Headshot of Rabbi Adam Greenwald
by Rabbi Adam Greenwald
posted on June 11, 2019
Torah Reading
Haftarah Reading
A story is told of Rabbi Sampson Raphael Hirsch (Germany, 1808-1888), the intellectual giant behind the founding of contemporary Orthodox Judaism: It is said that late in his life, the old rabbi surprised his students by scheduling himself a long trip to Switzerland. When they inquired about why he insisted on making such a journey, he replied:  “Soon, I will stand before the Almighty. I will be held answerable to many questions. But, what will I say when I am asked, ‘Shimson, my son, it is true you did many mitzvot, but did you also remember to see My Alps?” Read more...

Wagering on the Meaning of Meaning

Photograph of Tamar Marvin
by Tamar Marvin, PhD
posted on May 29, 2019
Behukkotai is known for its aspect of tokhehah, admonition. This parashah details the consequences of pursuing God’s laws (hukkot) and commandments (mitzvot), including the positive but dwelling upon the negative, in terms of sheer number and detail. The parashah begins, “If you walk in my laws (im behukkotai telekhu) and keep my commandments (et mitzvotai tishmeru),” and continues with promises such as, “I shall grant you rains at the correct times…I shall grant peace in your land…and turn towards Read more...

Does Law Equal Justice?
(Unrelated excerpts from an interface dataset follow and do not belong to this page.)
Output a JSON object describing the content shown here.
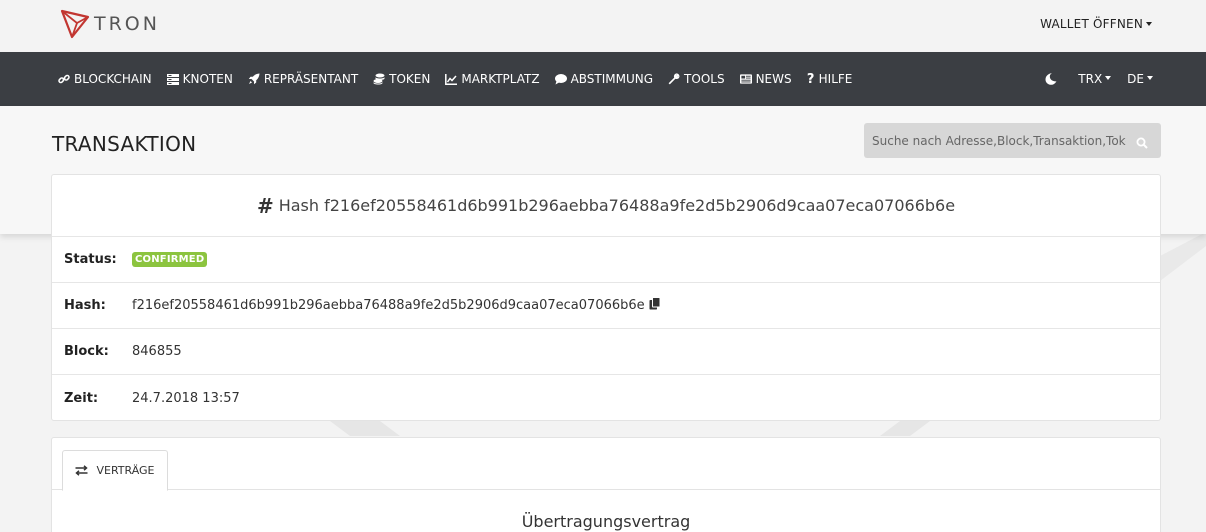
{
  "brand": {
    "name": "TRON"
  },
  "header": {
    "wallet_label": "WALLET ÖFFNEN"
  },
  "nav": {
    "items": [
      {
        "label": "BLOCKCHAIN",
        "icon": "link-icon"
      },
      {
        "label": "KNOTEN",
        "icon": "server-icon"
      },
      {
        "label": "REPRÄSENTANT",
        "icon": "rocket-icon"
      },
      {
        "label": "TOKEN",
        "icon": "coins-icon"
      },
      {
        "label": "MARKTPLATZ",
        "icon": "chart-line-icon"
      },
      {
        "label": "ABSTIMMUNG",
        "icon": "comment-icon"
      },
      {
        "label": "TOOLS",
        "icon": "wrench-icon"
      },
      {
        "label": "NEWS",
        "icon": "newspaper-icon"
      },
      {
        "label": "HILFE",
        "icon": "question-icon"
      }
    ],
    "currency": "TRX",
    "language": "DE"
  },
  "page": {
    "title": "TRANSAKTION",
    "search_placeholder": "Suche nach Adresse,Block,Transaktion,Token"
  },
  "transaction": {
    "hash_heading": "Hash f216ef20558461d6b991b296aebba76488a9fe2d5b2906d9caa07eca07066b6e",
    "fields": [
      {
        "label": "Status:",
        "value": "CONFIRMED"
      },
      {
        "label": "Hash:",
        "value": "f216ef20558461d6b991b296aebba76488a9fe2d5b2906d9caa07eca07066b6e"
      },
      {
        "label": "Block:",
        "value": "846855"
      },
      {
        "label": "Zeit:",
        "value": "24.7.2018 13:57"
      }
    ]
  },
  "contracts": {
    "tab_label": "VERTRÄGE",
    "section_title": "Übertragungsvertrag"
  },
  "colors": {
    "navbar_bg": "#3b3e43",
    "brand_red": "#c23631",
    "badge_green": "#8cc43f"
  }
}
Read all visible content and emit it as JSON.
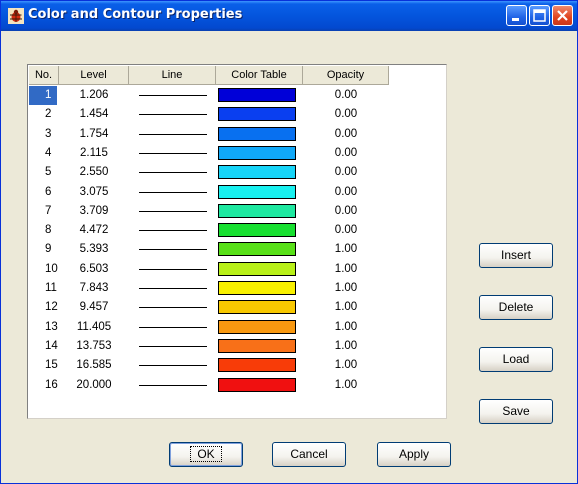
{
  "window": {
    "title": "Color and Contour Properties",
    "title_icon": "bug-app-icon",
    "controls": [
      "minimize-icon",
      "maximize-icon",
      "close-icon"
    ]
  },
  "table": {
    "headers": {
      "no": "No.",
      "level": "Level",
      "line": "Line",
      "color_table": "Color Table",
      "opacity": "Opacity"
    },
    "selected_row": 1,
    "rows": [
      {
        "no": "1",
        "level": "1.206",
        "color": "#0000d8",
        "opacity": "0.00"
      },
      {
        "no": "2",
        "level": "1.454",
        "color": "#0a3ff0",
        "opacity": "0.00"
      },
      {
        "no": "3",
        "level": "1.754",
        "color": "#0870f0",
        "opacity": "0.00"
      },
      {
        "no": "4",
        "level": "2.115",
        "color": "#10a8f8",
        "opacity": "0.00"
      },
      {
        "no": "5",
        "level": "2.550",
        "color": "#16d4f8",
        "opacity": "0.00"
      },
      {
        "no": "6",
        "level": "3.075",
        "color": "#18f0f0",
        "opacity": "0.00"
      },
      {
        "no": "7",
        "level": "3.709",
        "color": "#1ee8a0",
        "opacity": "0.00"
      },
      {
        "no": "8",
        "level": "4.472",
        "color": "#18e030",
        "opacity": "0.00"
      },
      {
        "no": "9",
        "level": "5.393",
        "color": "#58e018",
        "opacity": "1.00"
      },
      {
        "no": "10",
        "level": "6.503",
        "color": "#b8f018",
        "opacity": "1.00"
      },
      {
        "no": "11",
        "level": "7.843",
        "color": "#f8f000",
        "opacity": "1.00"
      },
      {
        "no": "12",
        "level": "9.457",
        "color": "#f8c800",
        "opacity": "1.00"
      },
      {
        "no": "13",
        "level": "11.405",
        "color": "#f89810",
        "opacity": "1.00"
      },
      {
        "no": "14",
        "level": "13.753",
        "color": "#f87018",
        "opacity": "1.00"
      },
      {
        "no": "15",
        "level": "16.585",
        "color": "#f83c08",
        "opacity": "1.00"
      },
      {
        "no": "16",
        "level": "20.000",
        "color": "#f01010",
        "opacity": "1.00"
      }
    ]
  },
  "side_buttons": {
    "insert": "Insert",
    "delete": "Delete",
    "load": "Load",
    "save": "Save"
  },
  "bottom_buttons": {
    "ok": "OK",
    "cancel": "Cancel",
    "apply": "Apply"
  }
}
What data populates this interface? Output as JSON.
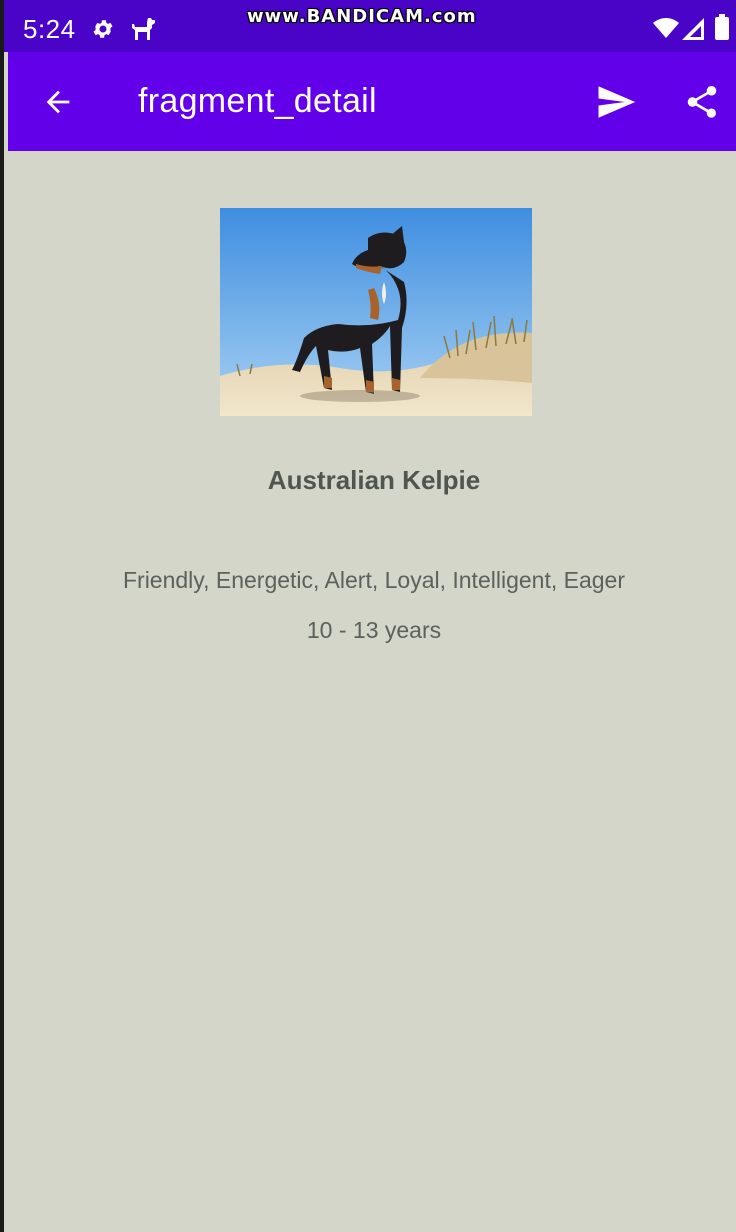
{
  "status_bar": {
    "time": "5:24",
    "watermark": "www.BANDICAM.com",
    "icons": [
      "gear-icon",
      "dog-icon",
      "wifi-icon",
      "signal-icon",
      "battery-icon"
    ]
  },
  "app_bar": {
    "title": "fragment_detail",
    "back_icon": "arrow-left-icon",
    "actions": [
      "send-icon",
      "share-icon"
    ],
    "background_color": "#6200ea"
  },
  "detail": {
    "name": "Australian Kelpie",
    "temperament": "Friendly, Energetic, Alert, Loyal, Intelligent, Eager",
    "life_span": "10 - 13 years"
  },
  "colors": {
    "status_bar": "#4a04c7",
    "app_bar": "#6200ea",
    "content_background": "#d3d6c9",
    "text": "#5b615b"
  }
}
Headshot of Gail Labovitz
by Rabbi Gail Labovitz, PhD
posted on May 15, 2019
Our parashah this week ends in an odd way, a way that it is odd both for the book of Leviticus, and for Torah more generally. Leviticus is largely a book of laws – laws related to the Tabernacle and the priesthood (hence the English name of the book that invokes the tribe of Levi), laws of incest and sexual prohibitions, laws of ritual impurity, and so on. It contains very few narratives, yet it presents one here. Read more...